Asuncion is only one of the nine activists killed on March 7 in simultaneous raids in the Calabarzon region, where a combination of policemen and soldiers implemented search warrants and claimed the activists were armed and fought back. The Supreme Court has since voided the power of Manila and Quezon City judges to issue search warrants outside of their jurisdictions, and required agents to wear body cameras during the serving of any warrant.

Evangelista report out in 2 weeks, Dumagats excluded

The only other development is a recommendation by the provincial internal affairs service (IAS) of the Batangas police to administratively charge policemen involved in the deaths of couple Chai and Ariel Evangelista.

“In the case of the death of the Evangelista spouses, the National Bureau of Investigation is winding up its interviews of witnesses, and the SIT report will be out in about two weeks,” said Guevarra.

Guevarra said the AO 35 investigation excluded the killings of Dumagats Puroy dela Cruz and Randy “Pulong” dela Cruz because “no cause-oriented connection was established.”

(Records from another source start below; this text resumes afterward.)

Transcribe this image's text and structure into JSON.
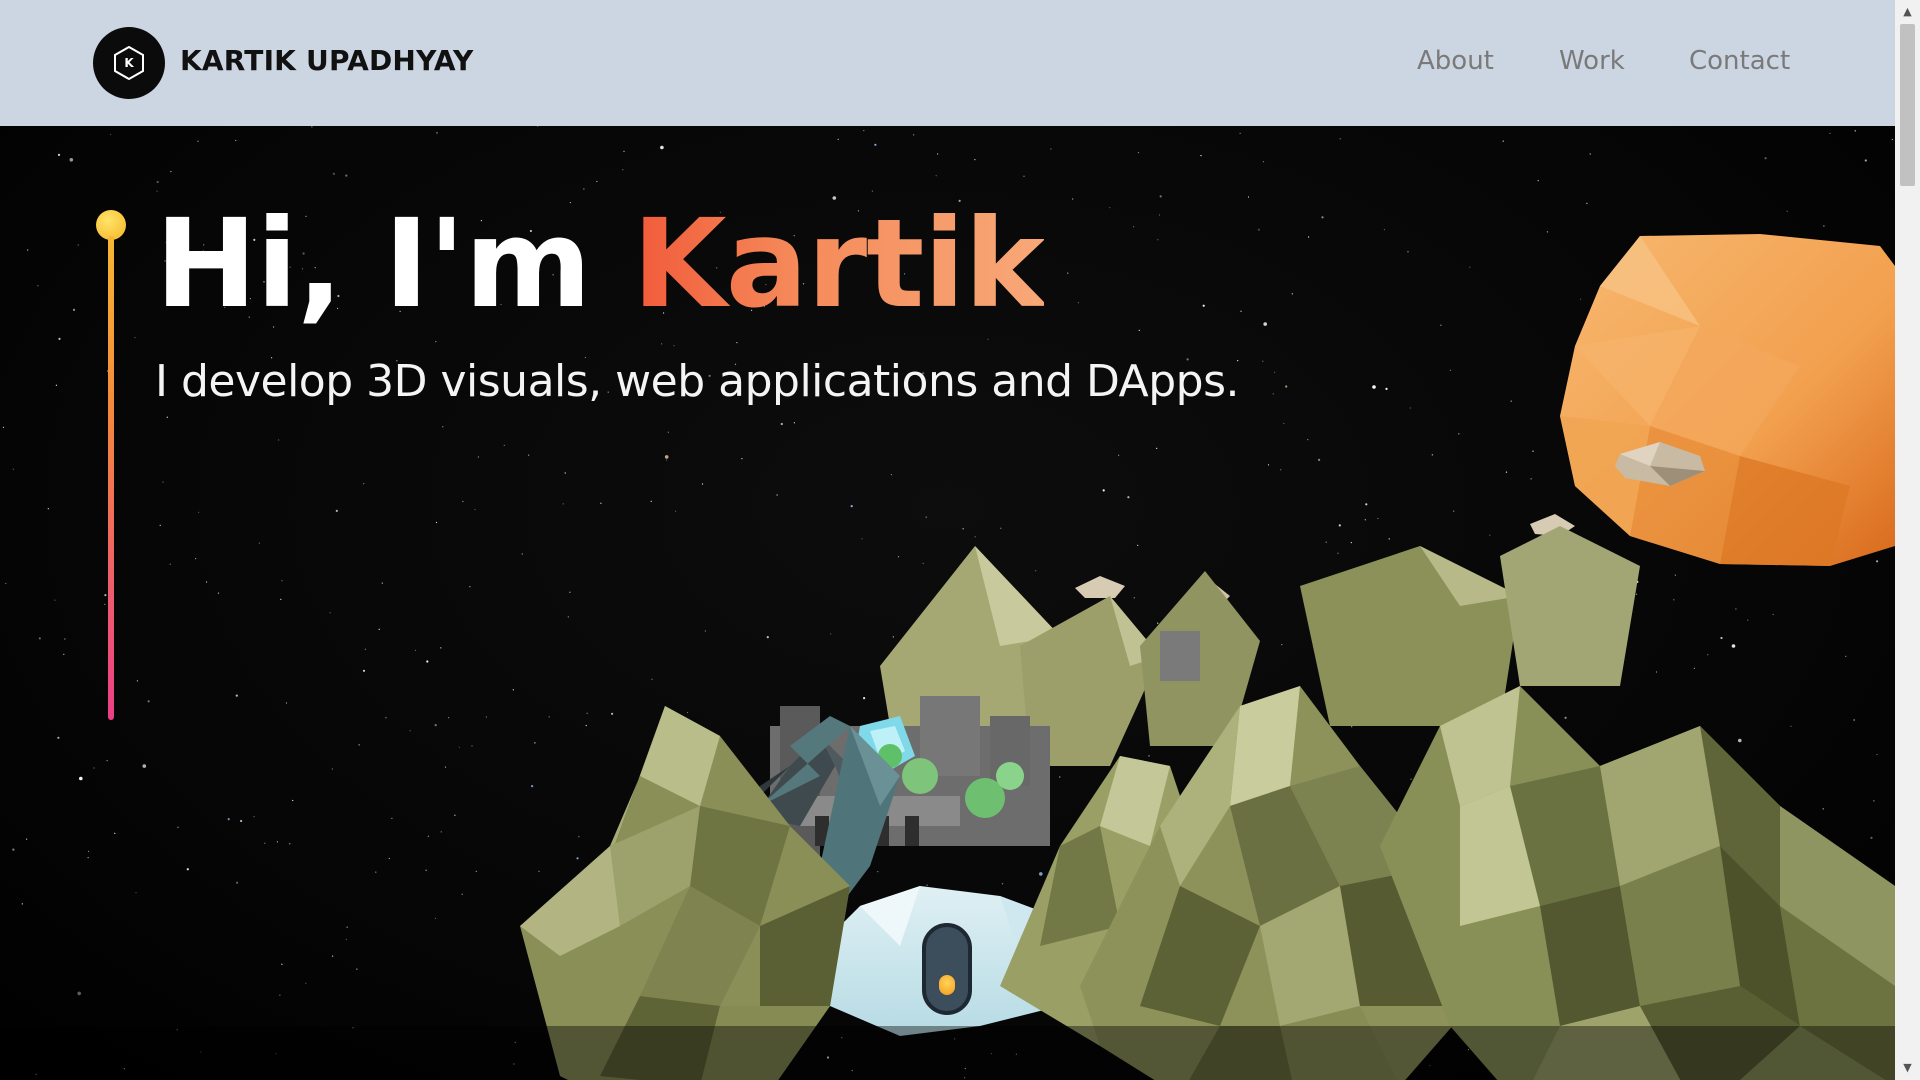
{
  "brand": {
    "logo_letter": "K",
    "name": "KARTIK UPADHYAY",
    "logo_icon": "hexagon-logo-icon"
  },
  "nav": {
    "about": "About",
    "work": "Work",
    "contact": "Contact"
  },
  "hero": {
    "greeting": "Hi, I'm ",
    "name": "Kartik",
    "tagline": "I develop 3D visuals, web applications and DApps."
  },
  "scene": {
    "description_icons": [
      "low-poly-mountains",
      "dragon",
      "castle",
      "orange-planet",
      "floating-rock"
    ]
  },
  "colors": {
    "header_bg": "#ccd5e2",
    "name_gradient_start": "#f15a3a",
    "name_gradient_end": "#f8a878",
    "timeline_top": "#f7b733",
    "timeline_bottom": "#ec3f87",
    "planet": "#f0a050"
  }
}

Puroy and Pulong are community leaders with the group Dumagat Sierra Madre. Their causes include opposing the construction of the China-funded Kaliwa Dam.

Puroy and Pulong are among dozens of residents in Tanay, Rizal, invited by the National Task Force to End Local Communist Armed Conflict (NTF-ELCAC) in May 2020 for “local peace engagement,” effectively red-tagging them. The invitation was premised on the assumption that the invitees were linked to communist rebels, a tagging policy which human rights groups had slammed as a deadly witch hunt by the government.

Casey Cruz of the group Bayan Southern Tagalog said relatives of the two “can attest that military trucks” carried the people who killed the tribe leaders.

“They can’t rule out that their deaths are not political killings, because there were buildups that they were being red-tagged by the local ELCAC,” Cruz told Rappler in a phone interview Wednesday.

“Other SIT investigations are going on,” said Guevarra.

An independent examination done by forensic pathologist Raquel Fortun of the University of the Philippines (UP) College of Medicine showed that all nine “were shot to be killed” and “deserve a homicide investigation.”

The investigations shatter a policy of presuming regularity in police operations, especially those that result in a death.

“All victims of the Bloody Sunday raids deserve no less than justice. Those who remain imprisoned such as human rights worker Nimfa Lanzanas should be released, and we continue to urge that similar murder charges be brought against the perpetrators and commanding officers involved in the killings of all the nine who were killed,” said Karapatan in a statement.

Another activist arrested during the Bloody Sunday raids, Erlindo “Lino” Baez, has been freed and cleared after a Batangas court voided the search warrant against him.

Kilusang Mayo Uno (KMU) and Karapatan highlighted the role the National Task Force to End Local Communist Armed Conflict (NTF-ELCAC) played in the red-tagging of these activists, leading to their arrests and deaths.

“Officials of the NTF-ELCAC who incited violence against the groups of the victims and justified the killings as mere anti-crime activities should likewise be investigated for their accountability in these killings,” said Karapatan. – Rappler.com

Lian Buan

Lian Buan covers justice and corruption for Rappler. She is interested in decisions, pleadings, audits, contracts, and other documents that establish a trail. If you have leads, email lian.buan@rappler.com or tweet @lianbuan.